Larry Bill Elliott, 53, of Hanover, Md., was convicted Wednesday of the capital murder of Dana Thrall, 25, and first degree murder of Robert Finch, 30. The Woodbridge couple were shot to death in Thrall’s Rollingwood Village town house in January 2001. The jury deliberated Thursday whether to recommend life in prison or death. Deliberations will continue today.
Thursday morning, members of Thrall’s family talked about her and the impact of her death on their lives since. Thrall’s brother and sister-in-law told jurors about Dana Thrall’s two sons, who now live with them. The boys, then four and six, were upstairs when their mother and Finch were killed.
“They were aural witnesses to it all,” Cameron Thrall, Dana’s brother and the boys’ guardian said Thursday.
“Throughout this entire trial I’ve been thinking about those two boys. I haven’t been able to get them out of my mind,” Assistant Commonwealth’s Attorney James A. Willett said in closing arguments Thursday. Willett said when the boys are old enough he wanted Cameron Thrall to be able to tell them, “At the trial of the man who murdered your mother … it was the jury’s decision to impose the most severe punishment. That’s how important she was.”
Prosecutors said in opening statements that Elliott was jealous of Finch, who was embroiled in a child custody battle with Rebecca Gragg. Elliott was infatuated with Gragg, an adult escort and stripper he met on the internet. She placed an ad for a “sugar daddy” on an adult personals site, and he responded. During their 18-month relationship, he provided her with furnished homes, a car, cell phone, credit card and breast enhancement surgery, totaling about $450,000.
“As a value it seems to me there is a problem with the notion of revenge, because it never stops,” defense attorney William Moffitt argued. “I suggest to you an eye for an eye is a value that has outlived its usefulness. Ghandi says it better: ‘If we took an eye for an eye, we would all be blind.’ It’s not a value we can carry to the 21st century.”
Multiple friends and co-workers of Elliott’s testified on his behalf, describing a dedicated Army officer and government worker who served his country and saved American lives. Elliott’s wife, Kathleen, flipped through a family photo album, describing pictures of Elliott with their 15-year-old daughter and their family on cruises and family trips.
“We’re being asked to take a man’s life.
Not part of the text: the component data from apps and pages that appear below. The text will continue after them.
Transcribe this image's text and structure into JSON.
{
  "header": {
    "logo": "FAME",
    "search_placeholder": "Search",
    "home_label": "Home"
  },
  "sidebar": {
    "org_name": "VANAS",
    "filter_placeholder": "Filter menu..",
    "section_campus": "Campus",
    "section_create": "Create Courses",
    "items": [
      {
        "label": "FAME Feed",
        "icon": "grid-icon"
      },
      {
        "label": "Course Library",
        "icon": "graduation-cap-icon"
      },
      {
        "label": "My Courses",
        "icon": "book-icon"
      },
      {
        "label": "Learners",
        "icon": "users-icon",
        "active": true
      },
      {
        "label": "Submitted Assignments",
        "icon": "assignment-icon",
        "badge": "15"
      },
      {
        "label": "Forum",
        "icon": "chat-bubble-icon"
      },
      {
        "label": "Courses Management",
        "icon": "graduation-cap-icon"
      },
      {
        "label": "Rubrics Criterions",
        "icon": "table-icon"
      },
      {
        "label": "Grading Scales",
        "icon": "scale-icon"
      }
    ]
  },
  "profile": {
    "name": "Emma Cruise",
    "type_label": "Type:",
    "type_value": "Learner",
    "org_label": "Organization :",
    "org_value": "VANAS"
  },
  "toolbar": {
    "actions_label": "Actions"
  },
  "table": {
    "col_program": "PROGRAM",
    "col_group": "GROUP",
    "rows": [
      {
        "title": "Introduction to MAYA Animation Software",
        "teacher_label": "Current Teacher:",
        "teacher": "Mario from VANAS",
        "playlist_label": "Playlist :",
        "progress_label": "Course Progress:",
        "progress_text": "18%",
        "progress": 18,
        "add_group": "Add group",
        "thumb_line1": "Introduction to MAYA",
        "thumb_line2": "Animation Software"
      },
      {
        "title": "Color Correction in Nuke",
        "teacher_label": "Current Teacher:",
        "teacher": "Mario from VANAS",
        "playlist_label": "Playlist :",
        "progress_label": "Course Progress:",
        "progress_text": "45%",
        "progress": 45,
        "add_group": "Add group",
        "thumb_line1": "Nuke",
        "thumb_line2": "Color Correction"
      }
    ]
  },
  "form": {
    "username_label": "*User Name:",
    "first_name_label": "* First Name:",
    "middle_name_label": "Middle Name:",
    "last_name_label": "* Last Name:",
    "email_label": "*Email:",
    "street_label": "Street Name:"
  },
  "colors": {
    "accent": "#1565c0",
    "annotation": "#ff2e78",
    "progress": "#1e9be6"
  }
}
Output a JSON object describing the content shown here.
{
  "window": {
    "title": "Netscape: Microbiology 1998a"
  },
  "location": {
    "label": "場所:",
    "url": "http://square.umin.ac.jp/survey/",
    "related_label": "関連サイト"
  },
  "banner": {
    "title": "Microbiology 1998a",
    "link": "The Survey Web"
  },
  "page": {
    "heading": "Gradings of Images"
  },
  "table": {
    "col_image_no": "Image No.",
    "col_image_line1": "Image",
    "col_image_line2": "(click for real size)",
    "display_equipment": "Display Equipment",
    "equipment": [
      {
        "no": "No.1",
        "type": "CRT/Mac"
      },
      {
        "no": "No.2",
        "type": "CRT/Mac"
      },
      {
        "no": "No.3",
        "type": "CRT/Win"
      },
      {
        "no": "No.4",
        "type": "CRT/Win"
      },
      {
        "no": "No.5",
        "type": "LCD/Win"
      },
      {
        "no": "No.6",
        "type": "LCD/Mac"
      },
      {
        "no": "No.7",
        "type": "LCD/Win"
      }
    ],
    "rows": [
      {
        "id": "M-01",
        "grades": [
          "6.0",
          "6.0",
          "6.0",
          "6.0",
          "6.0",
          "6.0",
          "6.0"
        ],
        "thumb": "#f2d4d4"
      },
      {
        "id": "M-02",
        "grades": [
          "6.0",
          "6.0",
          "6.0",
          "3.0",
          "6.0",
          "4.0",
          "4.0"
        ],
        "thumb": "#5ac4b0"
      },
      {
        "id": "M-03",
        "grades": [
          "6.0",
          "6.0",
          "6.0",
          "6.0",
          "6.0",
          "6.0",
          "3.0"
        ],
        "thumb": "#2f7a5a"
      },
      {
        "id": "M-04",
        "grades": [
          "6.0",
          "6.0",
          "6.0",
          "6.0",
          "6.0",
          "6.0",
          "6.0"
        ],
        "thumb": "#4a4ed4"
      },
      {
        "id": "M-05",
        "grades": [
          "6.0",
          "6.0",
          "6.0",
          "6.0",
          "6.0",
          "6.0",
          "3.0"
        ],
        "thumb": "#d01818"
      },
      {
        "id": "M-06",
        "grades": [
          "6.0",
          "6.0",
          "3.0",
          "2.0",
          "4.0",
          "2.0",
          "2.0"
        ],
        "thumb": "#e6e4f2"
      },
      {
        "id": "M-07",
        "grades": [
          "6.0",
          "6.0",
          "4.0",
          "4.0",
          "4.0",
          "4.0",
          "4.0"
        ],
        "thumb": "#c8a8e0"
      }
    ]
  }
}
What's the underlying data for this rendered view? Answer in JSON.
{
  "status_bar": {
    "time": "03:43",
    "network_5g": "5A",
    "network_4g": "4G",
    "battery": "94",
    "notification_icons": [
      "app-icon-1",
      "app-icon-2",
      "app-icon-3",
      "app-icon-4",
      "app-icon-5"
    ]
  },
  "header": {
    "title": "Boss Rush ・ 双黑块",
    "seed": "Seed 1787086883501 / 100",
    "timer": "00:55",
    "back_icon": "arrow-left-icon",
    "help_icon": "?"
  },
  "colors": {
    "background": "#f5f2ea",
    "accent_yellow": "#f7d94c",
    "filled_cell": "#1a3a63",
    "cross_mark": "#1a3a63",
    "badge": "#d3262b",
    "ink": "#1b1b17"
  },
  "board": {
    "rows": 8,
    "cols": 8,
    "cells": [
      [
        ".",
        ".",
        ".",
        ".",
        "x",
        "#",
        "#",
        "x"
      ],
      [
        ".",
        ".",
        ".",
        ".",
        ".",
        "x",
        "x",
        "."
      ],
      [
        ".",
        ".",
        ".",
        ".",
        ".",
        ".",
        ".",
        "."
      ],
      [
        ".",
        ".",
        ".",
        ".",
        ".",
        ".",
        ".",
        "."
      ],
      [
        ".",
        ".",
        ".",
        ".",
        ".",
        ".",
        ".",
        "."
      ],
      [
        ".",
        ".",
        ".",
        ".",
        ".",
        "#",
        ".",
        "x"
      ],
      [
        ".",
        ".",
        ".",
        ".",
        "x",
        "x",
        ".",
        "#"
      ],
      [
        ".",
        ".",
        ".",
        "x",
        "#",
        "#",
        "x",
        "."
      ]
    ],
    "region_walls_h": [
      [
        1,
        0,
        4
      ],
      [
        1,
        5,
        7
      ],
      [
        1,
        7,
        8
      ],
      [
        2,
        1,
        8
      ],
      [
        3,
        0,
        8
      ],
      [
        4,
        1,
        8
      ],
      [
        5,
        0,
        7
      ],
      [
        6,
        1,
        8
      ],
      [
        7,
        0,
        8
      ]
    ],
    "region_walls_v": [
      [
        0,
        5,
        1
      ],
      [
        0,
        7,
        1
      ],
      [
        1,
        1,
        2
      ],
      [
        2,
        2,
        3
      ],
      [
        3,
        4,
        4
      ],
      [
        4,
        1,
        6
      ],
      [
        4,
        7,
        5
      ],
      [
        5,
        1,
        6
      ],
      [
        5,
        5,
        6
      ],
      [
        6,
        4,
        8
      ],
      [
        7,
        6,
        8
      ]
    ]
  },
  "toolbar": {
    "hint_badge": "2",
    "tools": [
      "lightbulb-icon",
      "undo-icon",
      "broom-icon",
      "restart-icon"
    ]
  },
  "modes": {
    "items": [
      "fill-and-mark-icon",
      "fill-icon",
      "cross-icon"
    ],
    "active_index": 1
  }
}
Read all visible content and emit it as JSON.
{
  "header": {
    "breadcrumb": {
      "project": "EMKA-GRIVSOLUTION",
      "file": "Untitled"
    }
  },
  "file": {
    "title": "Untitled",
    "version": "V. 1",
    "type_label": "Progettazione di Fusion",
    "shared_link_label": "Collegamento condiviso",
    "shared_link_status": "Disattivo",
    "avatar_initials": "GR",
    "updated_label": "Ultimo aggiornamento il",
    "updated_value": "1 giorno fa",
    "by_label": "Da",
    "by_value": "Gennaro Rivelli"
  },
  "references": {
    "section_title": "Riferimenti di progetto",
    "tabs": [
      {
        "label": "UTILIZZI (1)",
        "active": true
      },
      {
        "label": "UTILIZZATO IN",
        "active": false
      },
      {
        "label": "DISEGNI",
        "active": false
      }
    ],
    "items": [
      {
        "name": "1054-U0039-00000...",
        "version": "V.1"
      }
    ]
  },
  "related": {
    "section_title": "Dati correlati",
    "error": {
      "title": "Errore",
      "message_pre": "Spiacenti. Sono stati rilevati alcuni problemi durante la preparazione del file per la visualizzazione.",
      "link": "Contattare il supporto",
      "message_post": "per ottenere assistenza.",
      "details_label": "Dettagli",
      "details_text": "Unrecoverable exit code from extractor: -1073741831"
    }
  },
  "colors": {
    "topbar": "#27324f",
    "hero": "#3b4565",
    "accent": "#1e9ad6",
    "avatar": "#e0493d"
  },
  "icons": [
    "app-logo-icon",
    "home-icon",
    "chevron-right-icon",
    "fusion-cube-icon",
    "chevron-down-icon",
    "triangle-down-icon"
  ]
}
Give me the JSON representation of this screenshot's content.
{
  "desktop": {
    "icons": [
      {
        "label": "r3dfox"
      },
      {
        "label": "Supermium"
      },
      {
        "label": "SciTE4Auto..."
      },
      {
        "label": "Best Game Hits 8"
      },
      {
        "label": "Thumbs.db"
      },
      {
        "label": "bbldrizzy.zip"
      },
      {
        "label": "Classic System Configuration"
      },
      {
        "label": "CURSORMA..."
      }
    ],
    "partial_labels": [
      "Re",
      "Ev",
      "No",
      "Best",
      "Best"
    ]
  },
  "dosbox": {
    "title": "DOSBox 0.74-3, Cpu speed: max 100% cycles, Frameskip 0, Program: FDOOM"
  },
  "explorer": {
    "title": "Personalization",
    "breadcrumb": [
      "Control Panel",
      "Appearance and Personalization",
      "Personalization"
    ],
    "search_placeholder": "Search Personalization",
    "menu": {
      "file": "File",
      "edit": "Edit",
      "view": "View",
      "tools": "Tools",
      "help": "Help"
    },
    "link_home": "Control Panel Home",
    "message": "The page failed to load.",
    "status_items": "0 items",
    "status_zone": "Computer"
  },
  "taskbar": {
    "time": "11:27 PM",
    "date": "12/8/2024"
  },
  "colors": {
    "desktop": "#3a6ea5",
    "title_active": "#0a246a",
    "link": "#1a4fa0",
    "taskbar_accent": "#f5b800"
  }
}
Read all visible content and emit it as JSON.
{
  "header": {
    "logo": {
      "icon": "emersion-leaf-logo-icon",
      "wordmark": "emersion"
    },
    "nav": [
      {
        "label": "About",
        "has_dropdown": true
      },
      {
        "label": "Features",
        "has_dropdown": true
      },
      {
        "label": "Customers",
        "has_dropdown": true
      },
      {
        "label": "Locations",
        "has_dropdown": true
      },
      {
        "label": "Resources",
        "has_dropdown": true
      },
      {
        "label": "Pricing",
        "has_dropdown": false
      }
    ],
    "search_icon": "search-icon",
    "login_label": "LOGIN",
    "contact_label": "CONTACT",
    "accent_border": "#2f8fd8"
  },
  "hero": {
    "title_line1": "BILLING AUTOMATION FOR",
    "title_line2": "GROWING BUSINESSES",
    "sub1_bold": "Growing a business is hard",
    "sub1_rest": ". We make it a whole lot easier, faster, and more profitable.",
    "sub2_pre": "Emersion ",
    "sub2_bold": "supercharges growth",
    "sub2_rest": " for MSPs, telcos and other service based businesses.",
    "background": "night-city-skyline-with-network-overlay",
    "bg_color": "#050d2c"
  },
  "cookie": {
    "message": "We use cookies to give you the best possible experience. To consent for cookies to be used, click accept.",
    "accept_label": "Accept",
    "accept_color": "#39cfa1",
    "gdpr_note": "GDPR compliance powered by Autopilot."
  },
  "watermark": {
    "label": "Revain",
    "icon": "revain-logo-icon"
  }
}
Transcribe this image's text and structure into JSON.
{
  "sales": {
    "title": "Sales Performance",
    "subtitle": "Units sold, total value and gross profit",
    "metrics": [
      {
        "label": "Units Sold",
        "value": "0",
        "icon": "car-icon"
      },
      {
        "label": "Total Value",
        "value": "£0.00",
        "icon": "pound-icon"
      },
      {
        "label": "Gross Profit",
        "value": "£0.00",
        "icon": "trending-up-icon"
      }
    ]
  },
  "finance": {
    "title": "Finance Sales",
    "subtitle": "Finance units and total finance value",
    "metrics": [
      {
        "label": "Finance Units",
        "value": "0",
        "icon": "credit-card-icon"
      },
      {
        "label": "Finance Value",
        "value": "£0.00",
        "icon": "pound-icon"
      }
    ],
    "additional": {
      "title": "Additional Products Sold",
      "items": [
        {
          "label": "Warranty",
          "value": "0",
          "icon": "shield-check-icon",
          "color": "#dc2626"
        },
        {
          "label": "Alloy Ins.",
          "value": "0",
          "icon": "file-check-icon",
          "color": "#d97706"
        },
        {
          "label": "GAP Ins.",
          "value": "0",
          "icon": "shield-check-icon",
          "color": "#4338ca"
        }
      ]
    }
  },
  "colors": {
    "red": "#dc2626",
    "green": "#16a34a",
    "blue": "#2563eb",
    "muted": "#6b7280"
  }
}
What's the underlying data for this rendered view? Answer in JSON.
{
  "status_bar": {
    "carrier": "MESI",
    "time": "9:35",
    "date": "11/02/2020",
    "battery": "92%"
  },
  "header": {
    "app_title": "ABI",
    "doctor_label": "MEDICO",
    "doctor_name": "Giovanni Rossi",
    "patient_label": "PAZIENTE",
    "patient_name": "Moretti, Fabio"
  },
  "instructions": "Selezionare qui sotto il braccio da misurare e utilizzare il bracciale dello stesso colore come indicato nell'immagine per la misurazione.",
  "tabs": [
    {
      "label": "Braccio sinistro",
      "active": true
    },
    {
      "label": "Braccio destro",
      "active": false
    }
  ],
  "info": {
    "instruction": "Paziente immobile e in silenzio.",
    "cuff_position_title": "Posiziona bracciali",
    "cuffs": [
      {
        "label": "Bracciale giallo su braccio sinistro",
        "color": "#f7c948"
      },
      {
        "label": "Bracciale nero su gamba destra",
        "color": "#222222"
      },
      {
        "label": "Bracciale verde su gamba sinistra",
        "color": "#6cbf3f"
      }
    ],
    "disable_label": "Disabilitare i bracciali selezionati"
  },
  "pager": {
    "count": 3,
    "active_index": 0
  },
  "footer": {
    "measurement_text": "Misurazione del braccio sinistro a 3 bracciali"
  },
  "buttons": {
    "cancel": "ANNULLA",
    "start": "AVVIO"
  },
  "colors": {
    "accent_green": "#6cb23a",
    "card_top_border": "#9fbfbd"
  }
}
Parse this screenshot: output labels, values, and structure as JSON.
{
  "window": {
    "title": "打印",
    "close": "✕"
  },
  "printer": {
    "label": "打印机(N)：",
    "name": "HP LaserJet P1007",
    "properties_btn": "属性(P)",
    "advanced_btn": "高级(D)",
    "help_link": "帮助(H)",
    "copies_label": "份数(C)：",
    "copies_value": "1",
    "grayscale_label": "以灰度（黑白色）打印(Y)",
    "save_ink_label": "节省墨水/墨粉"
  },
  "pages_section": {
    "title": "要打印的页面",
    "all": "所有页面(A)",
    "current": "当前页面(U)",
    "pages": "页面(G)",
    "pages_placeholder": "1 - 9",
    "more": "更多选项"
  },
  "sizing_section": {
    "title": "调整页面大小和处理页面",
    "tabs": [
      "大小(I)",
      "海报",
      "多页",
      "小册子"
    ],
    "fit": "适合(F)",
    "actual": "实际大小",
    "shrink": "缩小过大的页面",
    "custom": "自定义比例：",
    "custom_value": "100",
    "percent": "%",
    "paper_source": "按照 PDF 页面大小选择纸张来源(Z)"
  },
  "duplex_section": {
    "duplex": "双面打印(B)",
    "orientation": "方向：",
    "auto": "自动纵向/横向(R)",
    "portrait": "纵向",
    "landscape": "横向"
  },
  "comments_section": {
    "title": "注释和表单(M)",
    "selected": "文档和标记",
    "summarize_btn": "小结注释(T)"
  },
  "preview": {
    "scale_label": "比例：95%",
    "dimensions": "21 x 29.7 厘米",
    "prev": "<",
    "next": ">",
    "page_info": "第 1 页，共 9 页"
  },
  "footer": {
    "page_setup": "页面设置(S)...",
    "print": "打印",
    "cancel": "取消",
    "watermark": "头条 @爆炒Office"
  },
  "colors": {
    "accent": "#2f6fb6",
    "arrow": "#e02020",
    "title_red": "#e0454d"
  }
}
Since we can’t take it back, I ask you to think about how you judge the value of a man’s life,” Moffitt said.
None of Elliott’s supporters knew of his relationship with Gragg. Elliott and Gragg transferred $200,000 from an account in Kathleen Elliott’s name to his. During the 18 months he spent $450,000 on Gragg.
This is the second jury to consider Elliott’s fate. Elliott was tried and convicted in July 2002, and in August 2002, a jury recommended the death penalty. That conviction and jury recommendation were overturned in September 2002. Moffitt presented evidence of juror misconduct to the court and successfully argued for a new trial.
Jurors will continue deliberating this morning.